Graduate student awarded Spitzer Fellowship in astronomy

“As a teenager, gazing at the stars on the dark canvas of the sky was like entering the most luxurious cinema,” reminisced Thomas Lai, a graduate student studying astronomy. “Soon I picked up the habit of staying in the dark whenever I could, and to recognize as many constellations as possible during my high school years.

“In retrospect, I can see this as a sparkle of the beginning of my interest in the enigmatic cosmos.”

Lai

Lai’s passion and hard work were recognized by the Department of Physics and Astronomy: He recently received the Doreen and Lyman Spitzer Graduate Fellowship.

The fellowship is named after Toledo natives. Lyman Spitzer was a world-renowned physicist and astronomer, who was an early proponent of a project that became the Hubble Space Telescope. The Spitzer Space Telescope, launched in 2003, is named after the scientist. Doreen Spitzer was a prominent archaeologist who had an affinity for all things Greek.

Lai, with assistance from Dr. Adolf Witt, Distinguished University Professor Emeritus of Astronomy, and Dr. JD Smith, associate professor of astronomy, was able to publish a study on light emissions from nebulae in the Cassiopeia constellation.

“I was extremely pleased that we were able to offer the Spitzer Fellowship to Thomas. He was clearly qualified; he was eager to start an independent research project during his first year as a graduate student at UT, which the Spitzer Fellowship made possible,” Witt said. “The data for this project had been secured beforehand by my collaborator, Ken Crawford, and myself. This allowed Thomas to enter right at the data calibration, reduction and analysis stage of the project — the phase where scientific results and conclusions are being extracted from a collection of images and numbers.

“I enjoyed working with Thomas. The fact that the project resulted in a peer-reviewed scientific paper in a major journal within about two years speaks for itself.”

“They showed me not only the method in conducting research, but also the right attitude in finding the reasonable answer,” said Lai, regarding the aid he received from Witt and Smith.

On the results of his study, Lai said, “I am particularly interested in extended red emission, because we understood little about the exact emission process and the carrier involved in producing such light, even though it has been studied for more than 40 years. To summarize this study, we attributed the extended red emission to a fluorescent process, namely the recurrent fluorescence, which enables small and fragile particles in interstellar space to dissipate their energy efficiently after being bombarded by high-energy photons originating in an illuminating star.

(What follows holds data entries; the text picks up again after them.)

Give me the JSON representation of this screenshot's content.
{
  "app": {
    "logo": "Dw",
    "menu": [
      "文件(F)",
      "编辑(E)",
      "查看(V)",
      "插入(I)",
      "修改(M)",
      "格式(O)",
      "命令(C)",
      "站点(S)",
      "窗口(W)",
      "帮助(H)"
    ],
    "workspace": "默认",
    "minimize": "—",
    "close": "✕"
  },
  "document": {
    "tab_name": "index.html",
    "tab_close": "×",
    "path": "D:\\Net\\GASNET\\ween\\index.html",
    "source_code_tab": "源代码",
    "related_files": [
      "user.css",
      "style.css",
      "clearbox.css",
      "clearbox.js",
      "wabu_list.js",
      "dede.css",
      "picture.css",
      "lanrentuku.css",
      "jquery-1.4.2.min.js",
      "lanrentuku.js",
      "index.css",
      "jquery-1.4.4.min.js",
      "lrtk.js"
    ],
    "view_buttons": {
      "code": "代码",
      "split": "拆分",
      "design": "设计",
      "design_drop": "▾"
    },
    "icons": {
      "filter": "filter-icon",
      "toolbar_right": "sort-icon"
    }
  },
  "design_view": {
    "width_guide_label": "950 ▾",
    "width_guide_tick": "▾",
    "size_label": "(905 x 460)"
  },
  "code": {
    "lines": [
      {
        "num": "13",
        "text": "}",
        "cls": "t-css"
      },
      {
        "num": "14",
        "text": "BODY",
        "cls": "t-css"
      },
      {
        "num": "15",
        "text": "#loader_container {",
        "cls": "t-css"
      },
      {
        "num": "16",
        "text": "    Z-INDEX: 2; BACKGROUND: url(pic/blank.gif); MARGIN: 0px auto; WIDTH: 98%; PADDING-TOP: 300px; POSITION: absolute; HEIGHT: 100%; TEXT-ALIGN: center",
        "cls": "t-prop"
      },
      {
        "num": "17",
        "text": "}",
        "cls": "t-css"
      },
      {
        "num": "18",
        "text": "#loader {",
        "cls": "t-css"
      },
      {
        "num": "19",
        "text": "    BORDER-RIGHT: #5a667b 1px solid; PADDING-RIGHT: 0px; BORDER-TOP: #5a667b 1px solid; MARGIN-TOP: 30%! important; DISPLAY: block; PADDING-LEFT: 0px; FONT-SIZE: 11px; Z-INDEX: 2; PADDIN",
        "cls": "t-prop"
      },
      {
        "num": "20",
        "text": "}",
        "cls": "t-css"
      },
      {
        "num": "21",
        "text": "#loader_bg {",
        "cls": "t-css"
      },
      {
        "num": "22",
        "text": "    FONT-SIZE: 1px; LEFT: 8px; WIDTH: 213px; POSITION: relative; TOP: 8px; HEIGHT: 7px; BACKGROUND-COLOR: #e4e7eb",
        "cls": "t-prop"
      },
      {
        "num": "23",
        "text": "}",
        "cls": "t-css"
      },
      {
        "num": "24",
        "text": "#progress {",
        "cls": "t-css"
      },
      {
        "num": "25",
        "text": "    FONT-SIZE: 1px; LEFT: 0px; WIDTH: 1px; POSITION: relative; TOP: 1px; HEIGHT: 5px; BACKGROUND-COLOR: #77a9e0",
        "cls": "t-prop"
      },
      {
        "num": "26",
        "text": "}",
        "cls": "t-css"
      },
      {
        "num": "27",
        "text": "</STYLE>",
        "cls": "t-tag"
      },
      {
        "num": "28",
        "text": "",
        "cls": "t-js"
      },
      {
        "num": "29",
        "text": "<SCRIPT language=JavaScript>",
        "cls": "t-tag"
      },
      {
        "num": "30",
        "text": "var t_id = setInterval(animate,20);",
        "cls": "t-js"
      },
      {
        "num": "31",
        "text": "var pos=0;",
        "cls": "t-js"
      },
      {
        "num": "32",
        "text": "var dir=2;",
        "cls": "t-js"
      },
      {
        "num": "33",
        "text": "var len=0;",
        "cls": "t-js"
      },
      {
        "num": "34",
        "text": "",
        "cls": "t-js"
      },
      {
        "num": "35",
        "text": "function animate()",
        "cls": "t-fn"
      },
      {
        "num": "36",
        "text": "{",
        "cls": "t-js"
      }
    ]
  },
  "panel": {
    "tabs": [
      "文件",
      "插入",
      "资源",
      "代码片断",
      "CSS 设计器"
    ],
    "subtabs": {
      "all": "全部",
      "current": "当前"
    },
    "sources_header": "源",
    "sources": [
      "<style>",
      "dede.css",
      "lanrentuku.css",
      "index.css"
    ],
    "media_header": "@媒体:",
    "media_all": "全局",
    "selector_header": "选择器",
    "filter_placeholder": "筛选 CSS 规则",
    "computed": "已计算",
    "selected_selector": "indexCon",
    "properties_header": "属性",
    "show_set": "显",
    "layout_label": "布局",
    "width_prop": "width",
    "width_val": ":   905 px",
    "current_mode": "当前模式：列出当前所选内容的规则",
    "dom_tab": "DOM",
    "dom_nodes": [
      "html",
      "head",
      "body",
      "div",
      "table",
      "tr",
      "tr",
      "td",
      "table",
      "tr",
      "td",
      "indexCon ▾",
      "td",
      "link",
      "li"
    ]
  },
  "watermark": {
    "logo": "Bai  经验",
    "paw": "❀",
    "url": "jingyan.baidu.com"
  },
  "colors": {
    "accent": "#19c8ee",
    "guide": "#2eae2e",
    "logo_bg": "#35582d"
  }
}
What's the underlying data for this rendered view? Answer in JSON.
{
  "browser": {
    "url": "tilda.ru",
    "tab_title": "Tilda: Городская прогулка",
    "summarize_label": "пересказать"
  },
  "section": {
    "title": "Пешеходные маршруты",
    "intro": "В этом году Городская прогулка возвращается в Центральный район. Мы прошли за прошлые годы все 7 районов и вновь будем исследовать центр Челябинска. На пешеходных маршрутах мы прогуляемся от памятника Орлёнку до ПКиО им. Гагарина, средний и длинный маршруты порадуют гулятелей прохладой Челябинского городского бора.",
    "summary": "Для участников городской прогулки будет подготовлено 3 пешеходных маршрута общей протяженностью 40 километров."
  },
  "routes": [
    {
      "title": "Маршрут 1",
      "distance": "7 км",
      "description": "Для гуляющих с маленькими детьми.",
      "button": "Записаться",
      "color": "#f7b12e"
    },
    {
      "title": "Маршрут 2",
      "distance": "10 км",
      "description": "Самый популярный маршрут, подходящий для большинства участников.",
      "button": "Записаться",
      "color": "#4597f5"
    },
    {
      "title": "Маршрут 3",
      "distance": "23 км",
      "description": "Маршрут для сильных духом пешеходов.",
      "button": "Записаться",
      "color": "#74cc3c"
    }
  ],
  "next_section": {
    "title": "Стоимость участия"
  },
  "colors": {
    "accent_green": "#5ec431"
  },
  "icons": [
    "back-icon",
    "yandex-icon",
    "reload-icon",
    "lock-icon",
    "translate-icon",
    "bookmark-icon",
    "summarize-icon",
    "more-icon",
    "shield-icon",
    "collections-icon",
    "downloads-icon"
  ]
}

This mechanism prevents particles from getting destroyed in the harsh environment filled with ultraviolet radiation from stars, and it may be a crucial process for increasing the survival rate of small carbonaceous molecules, which might be the building blocks of life.”

Though great progress has been made, Witt pointed out the work of a scientist is never finished: “It is an important part of the research experience that every successfully completed project should lead to new questions, which then demand follow-up studies. This has been the case with our work as well. A new question has emerged from some of our current findings, the solution to which we are pursuing through observations with the 4.3-meter Discovery Channel Telescope in Arizona and the 10-meter Keck II telescope on Mauna Kea, Hawaii. This will most likely be part of Thomas’s PhD thesis.”

Luckily, Lai’s passion for this field will surely lead to many more years of scientific discovery.

“Having this paper published means a lot to my career in astronomy,” Lai said. “It encourages me to find more intriguing phenomena provided by the universe and to reveal those profound facts hidden by wonders of the nature.”